The role of Fruits and Vegetables in a healthy diet
The important role of fruits and vegetables as part of a healthy diet cannot be overlooked. Not only do they add a wide variety of flavour and colour to our meals, they add a wide range and significant quantity of nutrients too.
Firstly, the fibre and water content alone of fruits and vegetables, makes them significant in the prevention of constipation and the promotion of gut health. Fibre also promotes stable blood glucose levels and sustained energy. In addition to this benefit, adding a heap of vegetables to a meal aids in good portion control of protein and starches. The fibre content of fruits and vegetables also promotes satiety and appetite control.
In addition to much needed fibre, fruits and vegetables supply a large number of vitamins and minerals for maintenance and optimal functioning of the body. There are many vitamins and minerals but taking a quick look at a few of them will be enough to convince you of the importance of including fruits and vegetables daily.
This mineral is a very important electrolyte for the health of the body, including the health of our heart and other muscles. Potassium is essential to the functioning of the heart and the regulation of blood pressure. The role of potassium in the contraction of the smooth muscle also makes it an important nutrient in normal digestive functioning.
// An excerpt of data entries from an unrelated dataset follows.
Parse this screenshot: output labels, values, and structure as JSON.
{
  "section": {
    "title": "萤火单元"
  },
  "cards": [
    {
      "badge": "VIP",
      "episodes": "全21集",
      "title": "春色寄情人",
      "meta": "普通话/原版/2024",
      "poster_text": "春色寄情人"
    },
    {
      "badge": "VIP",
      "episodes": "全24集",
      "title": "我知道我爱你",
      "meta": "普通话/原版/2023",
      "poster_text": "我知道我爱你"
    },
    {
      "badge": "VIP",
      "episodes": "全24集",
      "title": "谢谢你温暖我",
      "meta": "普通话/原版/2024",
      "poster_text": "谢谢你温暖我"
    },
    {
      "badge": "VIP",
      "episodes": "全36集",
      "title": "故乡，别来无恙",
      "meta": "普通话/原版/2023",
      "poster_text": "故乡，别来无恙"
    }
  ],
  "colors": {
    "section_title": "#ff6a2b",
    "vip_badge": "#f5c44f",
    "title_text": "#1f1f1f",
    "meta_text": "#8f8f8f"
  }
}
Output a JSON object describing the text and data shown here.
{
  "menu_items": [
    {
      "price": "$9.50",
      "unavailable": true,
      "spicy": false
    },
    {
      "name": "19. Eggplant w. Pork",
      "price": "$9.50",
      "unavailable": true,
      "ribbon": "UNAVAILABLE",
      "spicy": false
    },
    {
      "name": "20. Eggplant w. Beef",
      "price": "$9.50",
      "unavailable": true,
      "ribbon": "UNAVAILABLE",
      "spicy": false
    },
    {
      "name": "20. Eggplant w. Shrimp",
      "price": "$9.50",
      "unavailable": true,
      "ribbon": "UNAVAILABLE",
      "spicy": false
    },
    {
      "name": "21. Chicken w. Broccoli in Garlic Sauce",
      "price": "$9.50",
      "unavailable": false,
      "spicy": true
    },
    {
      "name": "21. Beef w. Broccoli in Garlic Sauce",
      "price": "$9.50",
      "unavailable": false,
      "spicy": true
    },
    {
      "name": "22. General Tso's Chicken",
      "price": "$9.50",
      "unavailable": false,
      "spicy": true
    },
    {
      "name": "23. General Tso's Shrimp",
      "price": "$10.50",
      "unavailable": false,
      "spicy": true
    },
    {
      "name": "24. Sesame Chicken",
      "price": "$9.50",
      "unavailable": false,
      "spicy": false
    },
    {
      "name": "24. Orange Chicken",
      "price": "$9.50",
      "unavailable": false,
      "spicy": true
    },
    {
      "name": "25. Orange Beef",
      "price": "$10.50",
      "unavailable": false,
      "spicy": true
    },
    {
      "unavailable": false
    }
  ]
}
Fruits such as bananas, citrus fruits, guavas, grapes, peaches, mango and watermelon are good sources of potassium while vegetables rich in potassium include butternut, gem squash, mushrooms, baby spinach, beetroot, cauliflower and green beans.
Also known as Vitamin B9, folate is essential to the manufacturing process of new blood cells and our DNA. Folate’s important role in minimising changes in the DNA is a cancer protecting function. Folate is especially important during pregnancy and other periods of rapid growth such as adolescence.
This important nutrient is available in dark green leafy vegetables in addition to legumes which are also an excellent inclusion for a healthy diet. Oranges, berries, pineapple, beetroot, broccoli, cauliflower, tomatoes, corn and parsley also offer folate in high quantities.
Vitamin C is often valued for its immune boosting properties when the cold and flu season arrives. The truth is that a regular and consistent intake of vitamin C is more protective than taking mega doses when you are already sick. Vitamin C has a major role to play in the synthesis and maintenance of blood vessels, cartilage and scar tissue, all important structural features in the body.
Including vitamin C rich fruits and vegetables also aids in the prevention of iron deficiency anaemia as it promotes the absorption of iron from the digestive system. Iron deficiency anaemia has a negative impact on brain development in young school going children. A lack of haemoglobin (an oxygen carrying protein made with iron) in the blood is also responsible for many a woman’s excessive fatigue.
Oranges, while a good and economical source of vitamin C in winter, are not the only source of vitamin C. Other sources include bell peppers, guavas, kiwis, strawberries, tomatoes, broccoli and kale.
Orange fruits and vegetables, such as mangoes, paw paw, butternut, pumpkin and carrots are rich in vitamin A which is essential for eye health and the maintenance of good eye sight. Not to be skipped, these fruits and vegetables are easy to come by and add brilliant colour to any dish.
Green leafy vegetables are excellent sources of vitamin K which has a significant role to play in healthy blood clotting for wound healing and tissue repair.
The importance of including a variety of fruits and vegetables as daily menu items is clear from the nutrient benefits achieved on consumption. As an added bonus, fruits and vegetables are low in energy and make for very convenient, nutrient dense snacks and lunch box fillers, while adding texture and colour to family meals.
A daily intake of fruits and vegetables, at least 5 portions in total, is protective against chronic disease and should start as soon as solids are introduced in early life. At the end of the day, a rainbow shining through our food intake, will let us know we have it right.